Interface dataset entries
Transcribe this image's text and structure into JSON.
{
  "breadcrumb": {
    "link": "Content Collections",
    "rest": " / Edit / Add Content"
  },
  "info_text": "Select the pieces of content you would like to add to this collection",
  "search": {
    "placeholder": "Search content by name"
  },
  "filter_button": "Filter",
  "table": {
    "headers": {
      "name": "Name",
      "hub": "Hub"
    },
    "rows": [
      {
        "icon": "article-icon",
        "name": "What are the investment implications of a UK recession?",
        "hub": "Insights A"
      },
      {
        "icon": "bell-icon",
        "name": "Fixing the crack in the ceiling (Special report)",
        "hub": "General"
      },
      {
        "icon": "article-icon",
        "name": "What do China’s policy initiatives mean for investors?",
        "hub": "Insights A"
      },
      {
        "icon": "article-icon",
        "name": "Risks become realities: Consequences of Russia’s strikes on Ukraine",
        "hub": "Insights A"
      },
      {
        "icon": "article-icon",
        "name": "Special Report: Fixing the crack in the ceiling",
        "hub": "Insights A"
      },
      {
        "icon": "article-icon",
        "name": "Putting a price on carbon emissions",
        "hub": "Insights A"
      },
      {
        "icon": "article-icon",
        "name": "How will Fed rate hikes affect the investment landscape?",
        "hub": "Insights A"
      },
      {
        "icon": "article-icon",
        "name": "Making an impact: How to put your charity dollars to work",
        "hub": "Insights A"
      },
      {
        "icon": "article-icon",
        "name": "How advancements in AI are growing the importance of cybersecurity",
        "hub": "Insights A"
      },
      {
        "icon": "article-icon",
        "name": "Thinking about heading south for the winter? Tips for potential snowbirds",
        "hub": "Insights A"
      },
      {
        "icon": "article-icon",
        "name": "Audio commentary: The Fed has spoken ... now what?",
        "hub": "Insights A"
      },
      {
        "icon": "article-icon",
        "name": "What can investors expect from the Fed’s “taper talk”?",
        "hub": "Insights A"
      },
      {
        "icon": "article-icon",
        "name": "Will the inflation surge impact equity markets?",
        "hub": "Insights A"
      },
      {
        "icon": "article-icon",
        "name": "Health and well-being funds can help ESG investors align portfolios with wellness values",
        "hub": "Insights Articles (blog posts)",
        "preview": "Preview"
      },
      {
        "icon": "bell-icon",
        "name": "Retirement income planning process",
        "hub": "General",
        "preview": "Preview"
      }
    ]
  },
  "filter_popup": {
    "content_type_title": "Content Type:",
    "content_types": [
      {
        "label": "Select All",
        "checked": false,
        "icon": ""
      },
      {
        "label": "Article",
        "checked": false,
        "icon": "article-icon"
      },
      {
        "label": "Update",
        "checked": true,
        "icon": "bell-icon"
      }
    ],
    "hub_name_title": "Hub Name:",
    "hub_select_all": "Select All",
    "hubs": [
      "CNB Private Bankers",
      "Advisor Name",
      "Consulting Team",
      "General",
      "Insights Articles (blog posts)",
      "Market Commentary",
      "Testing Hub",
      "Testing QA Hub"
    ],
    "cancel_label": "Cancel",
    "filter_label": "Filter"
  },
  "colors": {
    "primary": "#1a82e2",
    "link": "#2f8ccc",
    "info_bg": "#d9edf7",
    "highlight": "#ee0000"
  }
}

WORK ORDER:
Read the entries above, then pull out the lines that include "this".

TASK OUTPUT:
Transcribe this image's text and structure into JSON.
  "info_text": "Select the pieces of content you would like to add to this collection",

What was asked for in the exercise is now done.